Stored data entries:
------------------------------------------------
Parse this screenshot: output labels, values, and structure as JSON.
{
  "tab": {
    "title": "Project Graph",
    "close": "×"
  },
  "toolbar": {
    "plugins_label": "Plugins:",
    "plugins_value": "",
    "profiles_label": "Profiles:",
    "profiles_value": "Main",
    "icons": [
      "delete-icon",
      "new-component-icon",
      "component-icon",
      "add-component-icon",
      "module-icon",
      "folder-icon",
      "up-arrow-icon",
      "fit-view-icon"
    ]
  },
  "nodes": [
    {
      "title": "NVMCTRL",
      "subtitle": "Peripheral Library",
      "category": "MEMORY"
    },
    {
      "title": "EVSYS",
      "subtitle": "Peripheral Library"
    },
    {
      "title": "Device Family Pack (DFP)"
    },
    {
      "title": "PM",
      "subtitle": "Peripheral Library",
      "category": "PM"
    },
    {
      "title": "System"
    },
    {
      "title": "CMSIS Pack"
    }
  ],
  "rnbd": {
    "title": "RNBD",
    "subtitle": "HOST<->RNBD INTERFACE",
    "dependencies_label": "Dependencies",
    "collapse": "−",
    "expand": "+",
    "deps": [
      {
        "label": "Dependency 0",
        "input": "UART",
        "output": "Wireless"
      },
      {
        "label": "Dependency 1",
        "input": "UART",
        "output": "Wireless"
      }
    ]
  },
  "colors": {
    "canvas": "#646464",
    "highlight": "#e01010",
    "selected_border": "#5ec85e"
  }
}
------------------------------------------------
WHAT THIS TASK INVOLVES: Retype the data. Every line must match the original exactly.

EXERCISE SOLUTION:
Parse this screenshot: output labels, values, and structure as JSON.
{
  "tab": {
    "title": "Project Graph",
    "close": "×"
  },
  "toolbar": {
    "plugins_label": "Plugins:",
    "plugins_value": "",
    "profiles_label": "Profiles:",
    "profiles_value": "Main",
    "icons": [
      "delete-icon",
      "new-component-icon",
      "component-icon",
      "add-component-icon",
      "module-icon",
      "folder-icon",
      "up-arrow-icon",
      "fit-view-icon"
    ]
  },
  "nodes": [
    {
      "title": "NVMCTRL",
      "subtitle": "Peripheral Library",
      "category": "MEMORY"
    },
    {
      "title": "EVSYS",
      "subtitle": "Peripheral Library"
    },
    {
      "title": "Device Family Pack (DFP)"
    },
    {
      "title": "PM",
      "subtitle": "Peripheral Library",
      "category": "PM"
    },
    {
      "title": "System"
    },
    {
      "title": "CMSIS Pack"
    }
  ],
  "rnbd": {
    "title": "RNBD",
    "subtitle": "HOST<->RNBD INTERFACE",
    "dependencies_label": "Dependencies",
    "collapse": "−",
    "expand": "+",
    "deps": [
      {
        "label": "Dependency 0",
        "input": "UART",
        "output": "Wireless"
      },
      {
        "label": "Dependency 1",
        "input": "UART",
        "output": "Wireless"
      }
    ]
  },
  "colors": {
    "canvas": "#646464",
    "highlight": "#e01010",
    "selected_border": "#5ec85e"
  }
}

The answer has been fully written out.